Lines that include "JSONParser" make up the answer; copy all of them from the data below.

Data records for software interfaces:
######

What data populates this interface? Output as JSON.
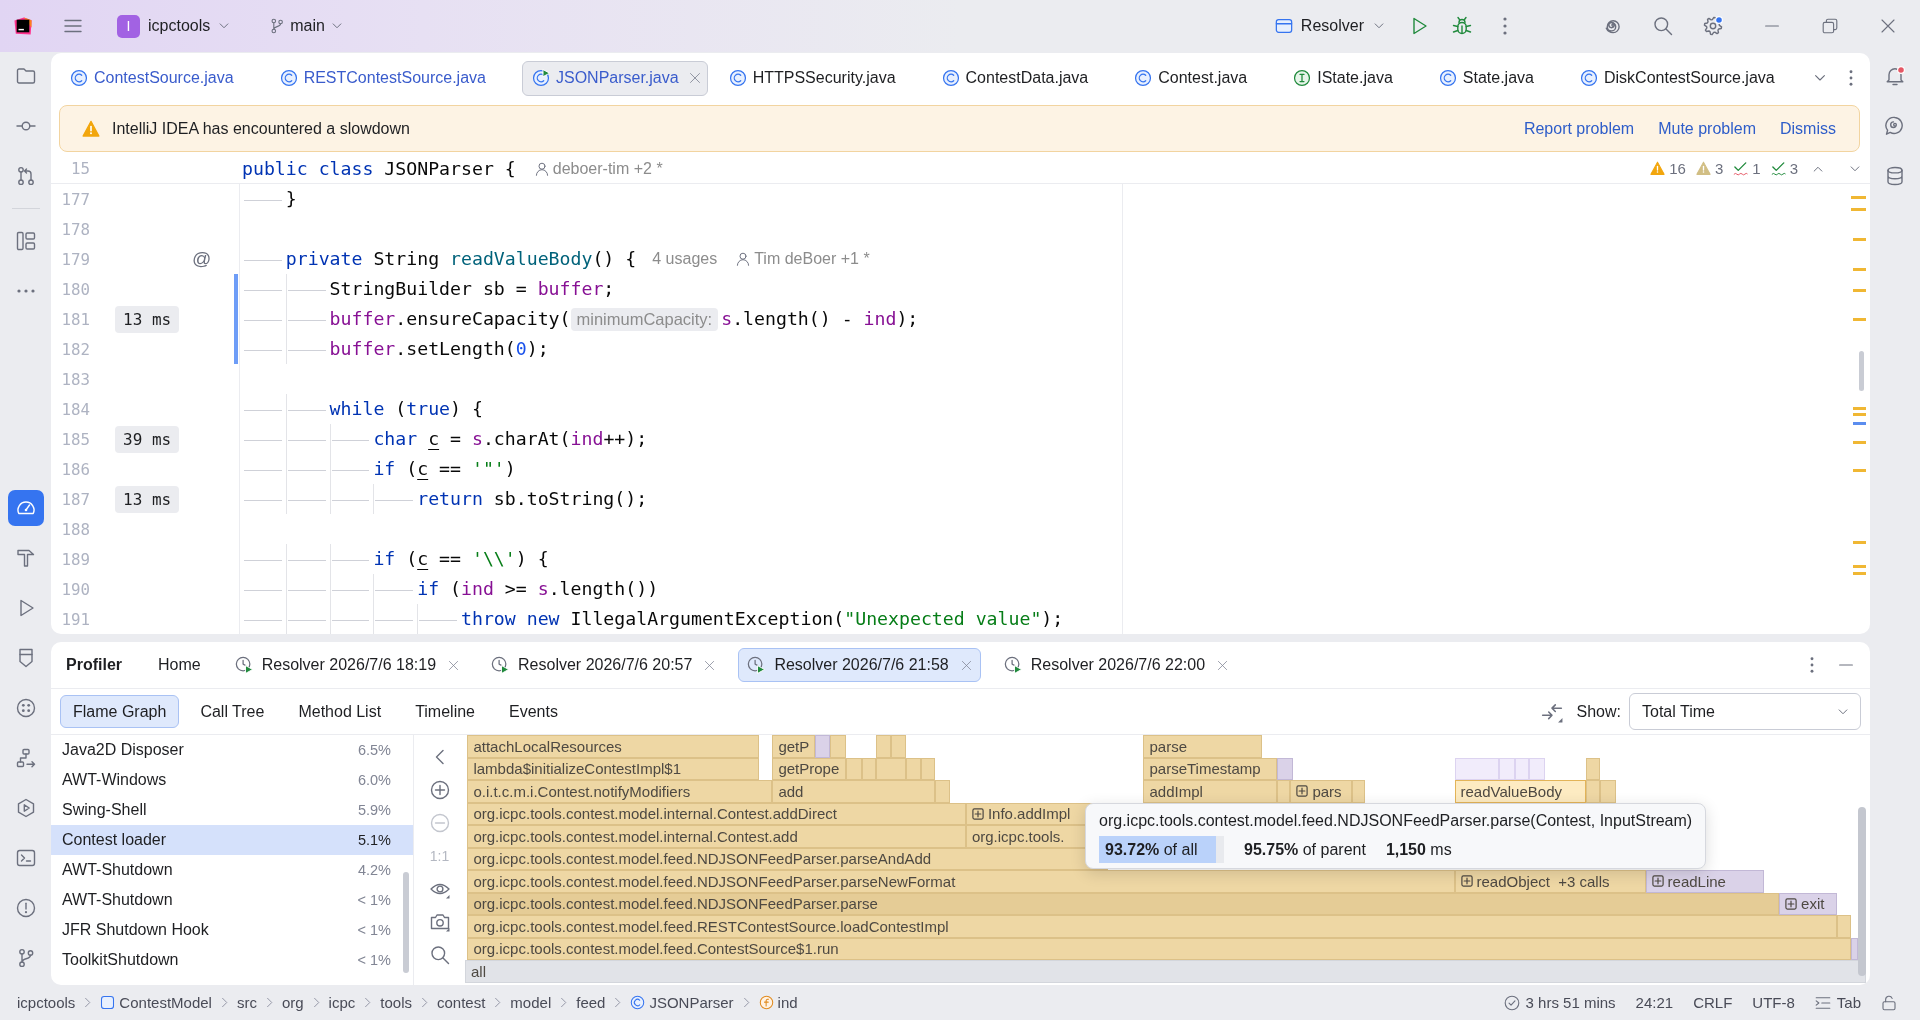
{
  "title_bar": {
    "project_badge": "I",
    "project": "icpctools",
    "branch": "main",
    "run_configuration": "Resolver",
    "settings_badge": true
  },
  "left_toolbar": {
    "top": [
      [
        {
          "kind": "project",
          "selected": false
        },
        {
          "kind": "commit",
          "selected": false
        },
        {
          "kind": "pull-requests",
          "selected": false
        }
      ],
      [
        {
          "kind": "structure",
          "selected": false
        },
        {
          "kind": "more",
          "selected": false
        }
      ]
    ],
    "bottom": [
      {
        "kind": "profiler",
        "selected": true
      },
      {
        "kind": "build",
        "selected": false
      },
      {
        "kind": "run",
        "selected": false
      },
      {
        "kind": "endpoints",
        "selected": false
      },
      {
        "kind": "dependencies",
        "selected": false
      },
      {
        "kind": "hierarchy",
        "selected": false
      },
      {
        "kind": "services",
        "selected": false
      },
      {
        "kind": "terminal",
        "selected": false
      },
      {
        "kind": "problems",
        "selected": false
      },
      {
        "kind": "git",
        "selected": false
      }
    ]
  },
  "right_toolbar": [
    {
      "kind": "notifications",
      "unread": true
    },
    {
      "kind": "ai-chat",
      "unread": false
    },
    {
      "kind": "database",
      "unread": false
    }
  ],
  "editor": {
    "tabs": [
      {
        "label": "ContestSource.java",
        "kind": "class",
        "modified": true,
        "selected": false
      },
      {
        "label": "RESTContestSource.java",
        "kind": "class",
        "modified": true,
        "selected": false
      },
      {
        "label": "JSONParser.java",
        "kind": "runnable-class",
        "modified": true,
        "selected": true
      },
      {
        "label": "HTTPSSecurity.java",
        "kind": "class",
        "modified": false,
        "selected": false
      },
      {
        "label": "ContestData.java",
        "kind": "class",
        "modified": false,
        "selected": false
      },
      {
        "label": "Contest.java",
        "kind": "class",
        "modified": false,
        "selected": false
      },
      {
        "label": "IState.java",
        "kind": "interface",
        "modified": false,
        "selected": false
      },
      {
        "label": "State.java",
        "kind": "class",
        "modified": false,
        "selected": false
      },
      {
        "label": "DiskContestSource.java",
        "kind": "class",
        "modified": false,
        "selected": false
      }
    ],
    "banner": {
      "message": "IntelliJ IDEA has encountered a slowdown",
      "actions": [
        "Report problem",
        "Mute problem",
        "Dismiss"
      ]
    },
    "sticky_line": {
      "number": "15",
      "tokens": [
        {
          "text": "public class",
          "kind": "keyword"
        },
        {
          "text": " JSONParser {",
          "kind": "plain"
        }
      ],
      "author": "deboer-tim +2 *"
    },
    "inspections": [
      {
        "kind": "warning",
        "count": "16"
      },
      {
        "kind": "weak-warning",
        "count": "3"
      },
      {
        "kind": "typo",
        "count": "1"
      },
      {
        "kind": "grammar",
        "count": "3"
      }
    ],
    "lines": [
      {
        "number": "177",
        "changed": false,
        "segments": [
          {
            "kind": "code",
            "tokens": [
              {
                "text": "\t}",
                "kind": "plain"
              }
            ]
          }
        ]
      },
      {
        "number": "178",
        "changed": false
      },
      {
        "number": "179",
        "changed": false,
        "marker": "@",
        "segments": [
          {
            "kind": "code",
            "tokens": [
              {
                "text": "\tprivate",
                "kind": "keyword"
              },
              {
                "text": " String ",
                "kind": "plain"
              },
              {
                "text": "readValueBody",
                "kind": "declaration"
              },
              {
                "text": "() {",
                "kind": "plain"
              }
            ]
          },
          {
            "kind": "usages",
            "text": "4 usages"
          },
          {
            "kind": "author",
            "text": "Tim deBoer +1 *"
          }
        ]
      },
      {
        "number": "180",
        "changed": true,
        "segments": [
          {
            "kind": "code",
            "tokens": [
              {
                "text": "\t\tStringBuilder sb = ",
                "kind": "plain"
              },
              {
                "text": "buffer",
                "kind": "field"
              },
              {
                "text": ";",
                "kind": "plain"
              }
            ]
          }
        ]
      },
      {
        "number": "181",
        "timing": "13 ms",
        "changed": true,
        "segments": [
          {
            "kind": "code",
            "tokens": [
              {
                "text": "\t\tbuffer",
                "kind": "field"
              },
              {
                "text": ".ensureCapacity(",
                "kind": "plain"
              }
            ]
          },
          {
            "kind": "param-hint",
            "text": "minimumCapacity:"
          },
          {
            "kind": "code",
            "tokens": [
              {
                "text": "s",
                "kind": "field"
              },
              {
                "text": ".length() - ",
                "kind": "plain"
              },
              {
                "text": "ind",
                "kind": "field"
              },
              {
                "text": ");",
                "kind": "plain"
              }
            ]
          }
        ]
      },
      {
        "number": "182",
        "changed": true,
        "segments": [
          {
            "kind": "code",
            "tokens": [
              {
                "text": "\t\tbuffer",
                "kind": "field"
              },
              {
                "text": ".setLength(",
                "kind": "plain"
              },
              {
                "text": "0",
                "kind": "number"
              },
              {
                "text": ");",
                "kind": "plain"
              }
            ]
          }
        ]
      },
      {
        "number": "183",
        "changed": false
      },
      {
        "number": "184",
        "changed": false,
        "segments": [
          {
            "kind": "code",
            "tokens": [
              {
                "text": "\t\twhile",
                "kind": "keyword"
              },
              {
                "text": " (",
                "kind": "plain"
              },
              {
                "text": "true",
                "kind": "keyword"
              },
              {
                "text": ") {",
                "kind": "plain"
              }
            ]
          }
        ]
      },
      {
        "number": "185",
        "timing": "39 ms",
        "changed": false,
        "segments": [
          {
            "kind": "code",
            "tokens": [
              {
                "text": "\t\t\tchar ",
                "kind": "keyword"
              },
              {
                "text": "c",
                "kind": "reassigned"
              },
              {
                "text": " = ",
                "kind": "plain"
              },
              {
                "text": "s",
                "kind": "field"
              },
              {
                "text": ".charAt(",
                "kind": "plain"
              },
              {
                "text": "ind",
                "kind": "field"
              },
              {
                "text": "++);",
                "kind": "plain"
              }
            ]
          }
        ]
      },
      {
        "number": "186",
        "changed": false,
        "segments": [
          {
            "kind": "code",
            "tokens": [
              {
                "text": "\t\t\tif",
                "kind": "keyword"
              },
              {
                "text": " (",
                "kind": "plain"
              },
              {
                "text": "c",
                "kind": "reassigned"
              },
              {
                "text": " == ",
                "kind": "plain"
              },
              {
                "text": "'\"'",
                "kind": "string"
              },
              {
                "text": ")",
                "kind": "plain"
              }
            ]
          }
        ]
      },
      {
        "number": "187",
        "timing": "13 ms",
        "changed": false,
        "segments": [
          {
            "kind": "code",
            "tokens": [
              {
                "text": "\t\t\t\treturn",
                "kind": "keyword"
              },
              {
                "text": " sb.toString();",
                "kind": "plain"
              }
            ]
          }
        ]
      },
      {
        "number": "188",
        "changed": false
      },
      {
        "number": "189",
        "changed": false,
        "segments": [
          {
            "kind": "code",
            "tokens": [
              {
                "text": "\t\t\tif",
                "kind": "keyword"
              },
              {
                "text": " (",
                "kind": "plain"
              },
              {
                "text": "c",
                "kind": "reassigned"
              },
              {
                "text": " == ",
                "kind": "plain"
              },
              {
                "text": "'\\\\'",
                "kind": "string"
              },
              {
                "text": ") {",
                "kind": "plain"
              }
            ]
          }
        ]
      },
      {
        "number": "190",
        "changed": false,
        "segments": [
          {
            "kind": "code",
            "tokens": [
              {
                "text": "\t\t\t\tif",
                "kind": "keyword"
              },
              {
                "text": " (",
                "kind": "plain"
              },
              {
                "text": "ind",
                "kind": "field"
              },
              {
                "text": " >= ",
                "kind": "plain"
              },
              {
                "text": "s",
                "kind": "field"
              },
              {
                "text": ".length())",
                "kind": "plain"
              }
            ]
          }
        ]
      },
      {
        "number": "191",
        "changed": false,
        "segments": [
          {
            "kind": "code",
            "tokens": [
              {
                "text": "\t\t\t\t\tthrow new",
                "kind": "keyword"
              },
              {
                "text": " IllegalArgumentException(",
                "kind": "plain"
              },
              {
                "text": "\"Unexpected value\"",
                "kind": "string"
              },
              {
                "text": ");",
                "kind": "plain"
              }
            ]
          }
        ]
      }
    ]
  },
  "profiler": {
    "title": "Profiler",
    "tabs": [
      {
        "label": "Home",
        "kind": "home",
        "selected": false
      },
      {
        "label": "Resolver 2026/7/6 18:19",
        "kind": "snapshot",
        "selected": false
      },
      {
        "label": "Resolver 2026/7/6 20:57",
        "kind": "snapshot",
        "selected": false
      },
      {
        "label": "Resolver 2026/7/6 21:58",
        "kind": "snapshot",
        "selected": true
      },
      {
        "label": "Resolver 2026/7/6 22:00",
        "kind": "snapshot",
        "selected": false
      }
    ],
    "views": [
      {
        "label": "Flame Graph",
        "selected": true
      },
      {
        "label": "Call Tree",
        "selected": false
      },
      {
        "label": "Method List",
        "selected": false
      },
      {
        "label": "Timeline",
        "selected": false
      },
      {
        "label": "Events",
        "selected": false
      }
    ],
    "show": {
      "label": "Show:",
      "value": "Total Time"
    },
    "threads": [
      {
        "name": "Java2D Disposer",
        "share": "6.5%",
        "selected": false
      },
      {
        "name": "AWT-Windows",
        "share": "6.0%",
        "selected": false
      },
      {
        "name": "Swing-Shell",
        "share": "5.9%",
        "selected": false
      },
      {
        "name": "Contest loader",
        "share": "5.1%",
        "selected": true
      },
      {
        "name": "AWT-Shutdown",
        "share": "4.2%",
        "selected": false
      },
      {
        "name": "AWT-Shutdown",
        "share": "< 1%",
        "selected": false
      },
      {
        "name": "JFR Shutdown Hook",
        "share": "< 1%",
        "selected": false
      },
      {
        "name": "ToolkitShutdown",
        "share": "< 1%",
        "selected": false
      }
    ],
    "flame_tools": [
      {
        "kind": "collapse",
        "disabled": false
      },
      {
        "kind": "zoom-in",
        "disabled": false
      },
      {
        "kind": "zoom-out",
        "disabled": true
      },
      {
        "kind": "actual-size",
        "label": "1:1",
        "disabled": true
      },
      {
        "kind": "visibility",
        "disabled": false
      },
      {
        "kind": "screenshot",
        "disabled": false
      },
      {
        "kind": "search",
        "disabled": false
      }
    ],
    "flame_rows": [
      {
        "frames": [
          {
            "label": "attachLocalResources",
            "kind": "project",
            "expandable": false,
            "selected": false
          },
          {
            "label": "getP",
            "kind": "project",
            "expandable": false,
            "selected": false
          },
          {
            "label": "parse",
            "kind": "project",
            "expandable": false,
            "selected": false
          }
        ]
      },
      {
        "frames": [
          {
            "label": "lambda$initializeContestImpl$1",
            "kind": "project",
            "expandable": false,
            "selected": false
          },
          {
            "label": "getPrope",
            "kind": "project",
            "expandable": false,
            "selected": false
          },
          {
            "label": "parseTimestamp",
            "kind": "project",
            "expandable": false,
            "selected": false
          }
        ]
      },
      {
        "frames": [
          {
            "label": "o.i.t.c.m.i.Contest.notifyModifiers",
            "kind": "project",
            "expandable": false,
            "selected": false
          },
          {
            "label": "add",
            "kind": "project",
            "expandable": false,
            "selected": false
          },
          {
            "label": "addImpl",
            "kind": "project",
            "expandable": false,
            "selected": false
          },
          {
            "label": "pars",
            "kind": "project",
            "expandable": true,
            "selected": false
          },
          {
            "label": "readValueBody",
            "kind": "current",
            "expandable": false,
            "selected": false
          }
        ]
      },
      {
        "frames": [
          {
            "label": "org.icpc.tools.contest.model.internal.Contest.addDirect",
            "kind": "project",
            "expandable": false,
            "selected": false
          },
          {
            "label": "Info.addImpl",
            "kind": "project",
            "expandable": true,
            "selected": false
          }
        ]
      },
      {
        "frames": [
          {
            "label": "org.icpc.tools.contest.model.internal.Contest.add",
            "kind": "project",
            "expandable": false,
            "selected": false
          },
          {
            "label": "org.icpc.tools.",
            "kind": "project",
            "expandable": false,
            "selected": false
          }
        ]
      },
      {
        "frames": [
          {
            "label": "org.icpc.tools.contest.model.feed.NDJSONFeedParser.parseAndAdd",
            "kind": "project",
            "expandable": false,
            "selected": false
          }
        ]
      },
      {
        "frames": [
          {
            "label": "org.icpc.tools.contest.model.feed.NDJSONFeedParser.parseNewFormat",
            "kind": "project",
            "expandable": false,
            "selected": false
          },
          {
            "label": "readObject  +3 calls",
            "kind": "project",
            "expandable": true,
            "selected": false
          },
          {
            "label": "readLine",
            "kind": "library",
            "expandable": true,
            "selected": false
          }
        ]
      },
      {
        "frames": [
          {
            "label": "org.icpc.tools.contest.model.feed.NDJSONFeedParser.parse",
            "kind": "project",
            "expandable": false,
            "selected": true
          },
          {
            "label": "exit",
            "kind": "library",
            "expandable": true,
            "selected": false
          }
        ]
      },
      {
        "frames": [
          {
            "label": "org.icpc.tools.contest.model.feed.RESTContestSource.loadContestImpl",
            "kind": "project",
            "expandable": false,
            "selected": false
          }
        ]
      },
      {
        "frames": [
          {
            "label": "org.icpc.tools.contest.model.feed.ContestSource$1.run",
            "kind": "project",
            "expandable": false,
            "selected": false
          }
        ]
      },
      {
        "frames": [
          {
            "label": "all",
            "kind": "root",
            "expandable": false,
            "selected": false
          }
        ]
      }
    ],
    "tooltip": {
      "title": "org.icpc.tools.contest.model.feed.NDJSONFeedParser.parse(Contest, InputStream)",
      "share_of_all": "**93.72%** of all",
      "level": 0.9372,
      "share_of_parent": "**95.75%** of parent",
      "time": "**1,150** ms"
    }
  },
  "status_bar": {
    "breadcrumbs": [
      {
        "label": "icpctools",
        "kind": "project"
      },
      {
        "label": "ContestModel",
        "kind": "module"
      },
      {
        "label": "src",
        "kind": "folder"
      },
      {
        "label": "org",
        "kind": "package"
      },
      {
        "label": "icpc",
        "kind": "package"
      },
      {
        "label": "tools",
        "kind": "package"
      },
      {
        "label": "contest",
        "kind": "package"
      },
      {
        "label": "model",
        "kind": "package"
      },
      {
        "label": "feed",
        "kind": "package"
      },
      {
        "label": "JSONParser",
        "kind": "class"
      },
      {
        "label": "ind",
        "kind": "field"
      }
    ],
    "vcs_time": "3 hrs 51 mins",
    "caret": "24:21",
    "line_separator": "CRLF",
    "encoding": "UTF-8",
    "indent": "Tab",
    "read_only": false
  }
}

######

RESPONSE TO THIS EXERCISE>
        "label": "JSONParser.java",
          "text": " JSONParser {",
        "label": "JSONParser",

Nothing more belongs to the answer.